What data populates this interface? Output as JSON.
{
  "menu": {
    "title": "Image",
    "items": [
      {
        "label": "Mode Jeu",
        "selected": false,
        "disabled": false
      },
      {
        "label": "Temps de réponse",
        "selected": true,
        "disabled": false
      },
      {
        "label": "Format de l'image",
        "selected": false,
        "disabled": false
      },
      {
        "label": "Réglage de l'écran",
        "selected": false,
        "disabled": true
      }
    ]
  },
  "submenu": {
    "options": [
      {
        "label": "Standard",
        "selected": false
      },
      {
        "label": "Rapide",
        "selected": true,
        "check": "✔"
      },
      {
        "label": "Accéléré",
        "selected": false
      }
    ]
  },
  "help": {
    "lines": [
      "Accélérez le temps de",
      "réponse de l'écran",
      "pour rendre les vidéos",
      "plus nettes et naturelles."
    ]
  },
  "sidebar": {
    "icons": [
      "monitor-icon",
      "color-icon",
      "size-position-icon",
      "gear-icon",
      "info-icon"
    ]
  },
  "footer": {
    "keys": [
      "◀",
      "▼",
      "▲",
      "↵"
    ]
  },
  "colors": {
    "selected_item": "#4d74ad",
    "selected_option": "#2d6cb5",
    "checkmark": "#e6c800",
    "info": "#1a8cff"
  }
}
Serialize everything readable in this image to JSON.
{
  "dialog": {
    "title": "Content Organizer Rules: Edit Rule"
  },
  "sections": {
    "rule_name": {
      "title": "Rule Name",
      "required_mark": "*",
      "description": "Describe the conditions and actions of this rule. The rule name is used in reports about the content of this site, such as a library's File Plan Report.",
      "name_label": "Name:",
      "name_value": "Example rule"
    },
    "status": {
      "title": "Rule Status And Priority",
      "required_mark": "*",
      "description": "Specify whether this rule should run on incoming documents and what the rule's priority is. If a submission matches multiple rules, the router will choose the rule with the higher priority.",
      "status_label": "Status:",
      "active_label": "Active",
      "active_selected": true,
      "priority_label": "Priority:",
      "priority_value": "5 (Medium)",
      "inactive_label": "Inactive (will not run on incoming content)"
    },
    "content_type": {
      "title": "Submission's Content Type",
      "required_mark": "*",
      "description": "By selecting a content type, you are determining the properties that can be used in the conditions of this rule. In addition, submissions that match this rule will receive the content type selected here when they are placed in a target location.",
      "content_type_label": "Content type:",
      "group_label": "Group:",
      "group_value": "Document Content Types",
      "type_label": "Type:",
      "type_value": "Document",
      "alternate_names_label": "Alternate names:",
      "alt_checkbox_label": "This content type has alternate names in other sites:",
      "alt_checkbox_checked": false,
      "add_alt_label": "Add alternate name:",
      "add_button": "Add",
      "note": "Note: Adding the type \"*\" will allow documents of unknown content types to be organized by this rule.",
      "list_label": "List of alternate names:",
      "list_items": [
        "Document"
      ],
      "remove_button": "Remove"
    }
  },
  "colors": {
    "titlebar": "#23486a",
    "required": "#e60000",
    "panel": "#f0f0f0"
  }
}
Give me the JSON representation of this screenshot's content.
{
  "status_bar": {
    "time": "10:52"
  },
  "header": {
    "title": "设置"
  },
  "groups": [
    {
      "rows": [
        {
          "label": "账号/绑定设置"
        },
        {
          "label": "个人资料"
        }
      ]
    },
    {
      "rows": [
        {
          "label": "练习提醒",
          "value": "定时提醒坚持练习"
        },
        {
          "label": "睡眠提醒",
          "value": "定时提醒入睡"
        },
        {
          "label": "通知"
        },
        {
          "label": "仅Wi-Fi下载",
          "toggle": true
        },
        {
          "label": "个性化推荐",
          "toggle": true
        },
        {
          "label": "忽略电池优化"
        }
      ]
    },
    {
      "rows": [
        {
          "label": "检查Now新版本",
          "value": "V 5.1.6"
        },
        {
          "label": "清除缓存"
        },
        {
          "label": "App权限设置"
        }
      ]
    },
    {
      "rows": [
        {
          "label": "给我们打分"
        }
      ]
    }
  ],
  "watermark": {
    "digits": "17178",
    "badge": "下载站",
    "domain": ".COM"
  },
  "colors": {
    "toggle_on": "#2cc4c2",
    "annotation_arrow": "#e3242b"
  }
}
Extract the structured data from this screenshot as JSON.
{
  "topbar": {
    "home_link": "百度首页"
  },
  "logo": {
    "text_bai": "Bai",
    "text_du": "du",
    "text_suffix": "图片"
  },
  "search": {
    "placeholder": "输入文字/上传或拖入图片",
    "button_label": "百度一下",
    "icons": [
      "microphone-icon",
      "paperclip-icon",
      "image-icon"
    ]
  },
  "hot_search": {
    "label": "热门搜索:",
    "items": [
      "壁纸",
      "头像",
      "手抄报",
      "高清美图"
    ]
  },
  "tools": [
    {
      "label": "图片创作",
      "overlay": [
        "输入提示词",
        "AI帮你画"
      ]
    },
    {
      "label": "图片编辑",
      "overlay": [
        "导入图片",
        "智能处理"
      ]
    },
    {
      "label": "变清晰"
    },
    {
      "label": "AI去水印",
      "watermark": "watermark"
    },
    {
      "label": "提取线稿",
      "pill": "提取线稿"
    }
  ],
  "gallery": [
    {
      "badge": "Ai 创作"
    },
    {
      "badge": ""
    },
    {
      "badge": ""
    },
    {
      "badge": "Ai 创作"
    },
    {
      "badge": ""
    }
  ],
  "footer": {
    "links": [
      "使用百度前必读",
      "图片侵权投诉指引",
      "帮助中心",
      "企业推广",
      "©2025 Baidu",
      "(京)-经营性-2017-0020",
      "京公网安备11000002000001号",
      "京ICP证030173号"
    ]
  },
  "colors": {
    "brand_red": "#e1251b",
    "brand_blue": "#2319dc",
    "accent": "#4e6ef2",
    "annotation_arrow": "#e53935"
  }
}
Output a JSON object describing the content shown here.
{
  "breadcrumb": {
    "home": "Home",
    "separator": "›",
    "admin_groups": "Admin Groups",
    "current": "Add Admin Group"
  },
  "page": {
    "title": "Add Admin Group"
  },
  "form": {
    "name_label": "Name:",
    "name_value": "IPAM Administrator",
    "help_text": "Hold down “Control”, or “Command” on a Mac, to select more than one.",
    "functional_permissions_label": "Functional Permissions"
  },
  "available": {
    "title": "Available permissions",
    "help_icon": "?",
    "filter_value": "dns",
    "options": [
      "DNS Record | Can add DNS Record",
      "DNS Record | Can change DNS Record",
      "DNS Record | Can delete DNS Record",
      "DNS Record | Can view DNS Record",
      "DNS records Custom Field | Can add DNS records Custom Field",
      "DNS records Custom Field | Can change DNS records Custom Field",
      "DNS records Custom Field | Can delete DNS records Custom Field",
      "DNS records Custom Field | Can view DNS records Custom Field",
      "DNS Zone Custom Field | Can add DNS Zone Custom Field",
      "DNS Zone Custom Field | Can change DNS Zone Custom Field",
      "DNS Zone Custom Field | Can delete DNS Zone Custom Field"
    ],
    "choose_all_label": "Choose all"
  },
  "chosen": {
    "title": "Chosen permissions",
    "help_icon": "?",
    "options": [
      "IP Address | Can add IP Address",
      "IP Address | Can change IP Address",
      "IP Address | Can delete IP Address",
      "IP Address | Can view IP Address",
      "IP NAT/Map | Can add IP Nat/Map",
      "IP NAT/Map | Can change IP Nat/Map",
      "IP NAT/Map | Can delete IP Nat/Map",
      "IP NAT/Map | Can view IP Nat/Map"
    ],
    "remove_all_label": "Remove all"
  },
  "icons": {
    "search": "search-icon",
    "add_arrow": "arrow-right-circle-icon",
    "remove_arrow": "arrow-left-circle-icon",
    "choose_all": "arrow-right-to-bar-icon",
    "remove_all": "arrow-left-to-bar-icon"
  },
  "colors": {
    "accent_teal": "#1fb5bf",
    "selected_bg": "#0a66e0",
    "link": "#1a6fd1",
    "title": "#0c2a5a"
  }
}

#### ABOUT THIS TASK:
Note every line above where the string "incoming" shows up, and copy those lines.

#### ANSWER TO THE PROBLEM:
      "description": "Specify whether this rule should run on incoming documents and what the rule's priority is. If a submission matches multiple rules, the router will choose the rule with the higher priority.",
      "inactive_label": "Inactive (will not run on incoming content)"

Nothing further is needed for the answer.